    The second step is to determine the proper address (WebDAV access address) you should use to connect to a Skydrive folder. You cannot directly use the URL shown in your browser since it does not work. You will need to get the WebDAV access address by using one of the following options:
    • Manually figure out the address based on the browser URL as described here. I do not recommend this method since the folder name might be different than the one seen on the browser. For example, here it mentions that "Documents" folder should be "^2Documents", but for me it was "^.Documents".
    • Use MS Office 2010 to save a document to Skydrive and then be able to see the WebDAV access address as described here. It would be a good option if you have this version of MS Office.
    • Build your own application that access and query for the WebDAV folders. It is good to know about this WCF service, but it will take sometime to build a client application.
    • Use an existing application that uses the SkyDocsService and retrieve the information we need: This open source project provides a command prompt application dumpurls.exe and also a WPF application SkyDriveSimpleViewer.exe.
    I decided to use the simplest way, e.g. the dumpurls.exe command prompt application. Download dumpurls.exe, and run it from a Command Prompt window by passing your email (Windows Live or Hotmail) and your password. If you are not confident about passing your credentials to this application, you can temporary change your password in Windows Live before running this application, and restore it after.

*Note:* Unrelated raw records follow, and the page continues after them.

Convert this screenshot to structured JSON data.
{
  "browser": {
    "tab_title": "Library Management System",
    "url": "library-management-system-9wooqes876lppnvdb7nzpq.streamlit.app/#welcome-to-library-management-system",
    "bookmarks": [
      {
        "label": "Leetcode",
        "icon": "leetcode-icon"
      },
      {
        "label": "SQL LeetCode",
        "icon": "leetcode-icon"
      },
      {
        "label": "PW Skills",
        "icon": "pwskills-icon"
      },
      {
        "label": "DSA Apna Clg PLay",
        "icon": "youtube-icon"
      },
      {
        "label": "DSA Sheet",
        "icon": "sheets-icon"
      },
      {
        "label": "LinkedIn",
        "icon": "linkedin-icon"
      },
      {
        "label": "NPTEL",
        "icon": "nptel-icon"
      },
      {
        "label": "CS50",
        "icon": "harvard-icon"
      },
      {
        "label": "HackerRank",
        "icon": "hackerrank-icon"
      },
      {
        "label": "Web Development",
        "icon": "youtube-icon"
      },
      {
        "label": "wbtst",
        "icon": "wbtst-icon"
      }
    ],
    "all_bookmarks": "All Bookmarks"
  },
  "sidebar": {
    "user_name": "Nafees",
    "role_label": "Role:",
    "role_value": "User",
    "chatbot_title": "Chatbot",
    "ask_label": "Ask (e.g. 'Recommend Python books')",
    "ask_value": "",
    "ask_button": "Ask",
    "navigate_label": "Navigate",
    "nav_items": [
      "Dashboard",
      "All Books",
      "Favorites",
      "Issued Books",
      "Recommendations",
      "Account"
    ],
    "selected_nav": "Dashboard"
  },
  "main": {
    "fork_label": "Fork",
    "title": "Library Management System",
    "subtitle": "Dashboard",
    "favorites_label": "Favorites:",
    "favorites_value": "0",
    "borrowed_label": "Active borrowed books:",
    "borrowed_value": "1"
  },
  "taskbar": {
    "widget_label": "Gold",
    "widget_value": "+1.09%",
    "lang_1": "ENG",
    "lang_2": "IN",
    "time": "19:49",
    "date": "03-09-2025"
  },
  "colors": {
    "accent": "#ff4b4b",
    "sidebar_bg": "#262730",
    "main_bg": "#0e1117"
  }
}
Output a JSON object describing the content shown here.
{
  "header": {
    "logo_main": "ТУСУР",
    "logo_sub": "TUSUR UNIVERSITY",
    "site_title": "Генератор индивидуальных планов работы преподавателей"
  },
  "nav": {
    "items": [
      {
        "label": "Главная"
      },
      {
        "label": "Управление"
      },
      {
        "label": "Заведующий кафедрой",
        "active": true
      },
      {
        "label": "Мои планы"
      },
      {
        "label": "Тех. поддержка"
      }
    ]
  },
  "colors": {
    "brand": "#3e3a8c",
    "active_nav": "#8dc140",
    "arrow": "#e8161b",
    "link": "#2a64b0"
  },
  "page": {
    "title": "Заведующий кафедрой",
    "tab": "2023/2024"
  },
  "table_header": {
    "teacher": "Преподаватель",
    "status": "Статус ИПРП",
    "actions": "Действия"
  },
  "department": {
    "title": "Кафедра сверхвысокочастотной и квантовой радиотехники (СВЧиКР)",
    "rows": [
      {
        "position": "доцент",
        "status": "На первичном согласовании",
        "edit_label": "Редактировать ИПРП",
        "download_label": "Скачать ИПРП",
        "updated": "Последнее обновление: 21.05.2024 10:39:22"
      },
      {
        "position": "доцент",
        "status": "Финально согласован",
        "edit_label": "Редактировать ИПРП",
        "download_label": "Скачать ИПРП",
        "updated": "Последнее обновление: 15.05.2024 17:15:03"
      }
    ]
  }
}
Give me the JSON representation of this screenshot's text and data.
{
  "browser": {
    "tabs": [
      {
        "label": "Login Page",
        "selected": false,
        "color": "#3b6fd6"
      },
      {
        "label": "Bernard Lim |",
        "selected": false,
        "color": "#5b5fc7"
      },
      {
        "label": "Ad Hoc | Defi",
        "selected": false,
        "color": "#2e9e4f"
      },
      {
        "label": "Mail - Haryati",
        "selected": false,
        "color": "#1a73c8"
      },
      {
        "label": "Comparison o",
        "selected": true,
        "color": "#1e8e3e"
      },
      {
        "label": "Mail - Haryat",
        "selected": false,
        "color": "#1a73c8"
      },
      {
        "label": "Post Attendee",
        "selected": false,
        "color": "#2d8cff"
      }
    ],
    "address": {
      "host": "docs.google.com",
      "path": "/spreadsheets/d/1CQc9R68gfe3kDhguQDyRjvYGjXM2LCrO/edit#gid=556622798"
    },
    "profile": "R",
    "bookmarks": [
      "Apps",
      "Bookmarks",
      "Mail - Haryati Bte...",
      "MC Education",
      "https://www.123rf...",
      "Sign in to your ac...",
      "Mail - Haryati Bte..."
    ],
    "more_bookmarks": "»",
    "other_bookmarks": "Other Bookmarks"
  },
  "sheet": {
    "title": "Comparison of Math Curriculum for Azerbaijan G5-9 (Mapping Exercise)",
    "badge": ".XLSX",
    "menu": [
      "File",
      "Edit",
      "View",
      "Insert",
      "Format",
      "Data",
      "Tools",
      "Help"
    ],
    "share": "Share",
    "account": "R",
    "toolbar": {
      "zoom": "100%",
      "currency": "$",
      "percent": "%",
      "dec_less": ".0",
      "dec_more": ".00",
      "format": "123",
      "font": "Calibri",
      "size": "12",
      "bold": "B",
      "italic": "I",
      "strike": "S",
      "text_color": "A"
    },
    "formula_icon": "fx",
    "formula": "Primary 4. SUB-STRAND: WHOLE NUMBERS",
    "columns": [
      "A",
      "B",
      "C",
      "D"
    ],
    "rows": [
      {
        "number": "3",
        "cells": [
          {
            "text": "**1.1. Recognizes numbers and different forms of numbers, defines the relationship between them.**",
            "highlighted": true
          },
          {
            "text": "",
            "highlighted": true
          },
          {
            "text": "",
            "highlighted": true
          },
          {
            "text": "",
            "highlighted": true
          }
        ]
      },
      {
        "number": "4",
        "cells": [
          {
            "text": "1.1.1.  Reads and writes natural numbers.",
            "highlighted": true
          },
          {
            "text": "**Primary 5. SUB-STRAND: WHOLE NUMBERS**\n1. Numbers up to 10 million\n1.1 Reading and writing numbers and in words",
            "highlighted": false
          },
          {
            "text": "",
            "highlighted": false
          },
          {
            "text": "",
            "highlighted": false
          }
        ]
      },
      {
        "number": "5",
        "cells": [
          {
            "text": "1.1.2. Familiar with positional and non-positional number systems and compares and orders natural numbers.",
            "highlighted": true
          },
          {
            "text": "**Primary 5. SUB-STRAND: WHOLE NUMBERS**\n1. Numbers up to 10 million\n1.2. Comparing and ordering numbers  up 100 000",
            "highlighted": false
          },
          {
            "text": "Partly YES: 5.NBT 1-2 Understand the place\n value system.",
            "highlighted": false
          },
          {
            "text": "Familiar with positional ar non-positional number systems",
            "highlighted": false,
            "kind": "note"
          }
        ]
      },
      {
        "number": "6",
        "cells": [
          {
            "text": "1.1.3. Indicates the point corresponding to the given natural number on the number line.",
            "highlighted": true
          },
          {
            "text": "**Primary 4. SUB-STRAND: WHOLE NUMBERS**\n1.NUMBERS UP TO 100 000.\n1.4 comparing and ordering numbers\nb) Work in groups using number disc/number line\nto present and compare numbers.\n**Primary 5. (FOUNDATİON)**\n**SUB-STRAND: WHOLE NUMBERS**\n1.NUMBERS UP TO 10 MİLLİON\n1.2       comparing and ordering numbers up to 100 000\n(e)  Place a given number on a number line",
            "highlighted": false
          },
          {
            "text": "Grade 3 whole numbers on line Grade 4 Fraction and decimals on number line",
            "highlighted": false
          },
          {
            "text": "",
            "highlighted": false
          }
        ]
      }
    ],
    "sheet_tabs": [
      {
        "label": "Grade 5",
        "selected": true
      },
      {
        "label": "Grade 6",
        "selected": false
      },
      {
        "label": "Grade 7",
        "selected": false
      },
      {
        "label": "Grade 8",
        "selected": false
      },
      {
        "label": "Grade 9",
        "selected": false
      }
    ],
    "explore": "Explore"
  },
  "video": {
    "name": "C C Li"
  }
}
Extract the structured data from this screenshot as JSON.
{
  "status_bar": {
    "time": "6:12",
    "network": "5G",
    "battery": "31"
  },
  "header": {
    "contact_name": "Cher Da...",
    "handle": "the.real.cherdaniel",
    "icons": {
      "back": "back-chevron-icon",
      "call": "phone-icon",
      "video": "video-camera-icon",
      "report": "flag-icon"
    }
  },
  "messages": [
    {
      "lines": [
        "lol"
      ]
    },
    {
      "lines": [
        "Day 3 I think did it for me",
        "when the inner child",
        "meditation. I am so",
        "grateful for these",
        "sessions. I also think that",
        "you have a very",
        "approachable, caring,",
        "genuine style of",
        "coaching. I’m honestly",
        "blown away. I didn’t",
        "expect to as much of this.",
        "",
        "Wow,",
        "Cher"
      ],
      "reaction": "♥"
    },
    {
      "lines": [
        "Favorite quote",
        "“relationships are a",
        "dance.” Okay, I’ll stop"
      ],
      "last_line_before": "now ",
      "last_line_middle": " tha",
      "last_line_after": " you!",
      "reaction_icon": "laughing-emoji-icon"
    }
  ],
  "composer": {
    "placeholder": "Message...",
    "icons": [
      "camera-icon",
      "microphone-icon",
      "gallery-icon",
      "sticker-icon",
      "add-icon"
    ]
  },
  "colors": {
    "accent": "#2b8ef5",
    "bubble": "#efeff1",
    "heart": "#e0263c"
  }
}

    DumpUrls.exe p4ssw0rd

    The output is something like:^.Documents

    You will not use these URLs directly, but the corresponding paths instead:


    Map Skydrive as Network Drive

    Although you can map it by using Windows Explorer, I mapped using a single command line in the Command Prompt window. So, open a Command Prompt window and run the following command to map a folder named MyFolder to the drive Z by using your credentials:

    net use Z: "\\\yyyyyyyyyyyyyyyy\MyFolder" / p4ssw0rd /persistent:yes

    The expected output is:
    The command completed successfully.

    Note: these are the errors I had before I fixed my Windows environment as explained in the beginning of this article:
    • System error 5 has occurred: the solution for me was to change the IE setting described above.
    • System error 1920 has occurred: the solution was to restart the WebClient service as described above.
    Now, you can just open Windows Explorer and start using your new drive on the cloud. I noticed that Windows Explorer does not report the proper used and free space, it might show that you have more than 25GB available.

      Saturday, September 18, 2010

      Microsoft ASP.NET Security Vulnerability: The 'Padding Oracle' Attack

      Early this week, a couple of security researchers, Juliano Rizzo and Thai Duong, have implemented an attack that exploits the way ASP.NET applications handle encrypted session cookies (see more details here). They have discussed this in detail during the Ekoparty conference in Argentina. Their research paper is Practical Padding Oracle Attacks.

      In the context of cryptography, an oracle is a system that provides hints as you ask it questions. And this attack explores a vulnerability in ASP.NET which acts as a padding oracle. This vulnerability is explained in details in Understanding the ASP.NET Vulnerability.

      This vulnerability allows attackers to have access to decrypt the information stored in the ViewState object. If sensitive information is stored there, such as passwords or database connection strings, then this data is compromised. If an ASP.NET application is using ASP.NET 3.5 SP1 or above, the attacker could use this encryption vulnerability to request the contents of an arbitrary file which the worker process has access to, for example, the web.config file.

      Microsoft has released a security advisory about the problem: Microsoft Security Advisory (2416728). If you or your clients have ASP.NET Web sites, then you must apply the necessary changes as described here: Scott Guthrie: ASP.NET Security Vulnerability

      Update: Also take a look at Scott Guthrie's FAQ about AS.NET Security Vulnerability.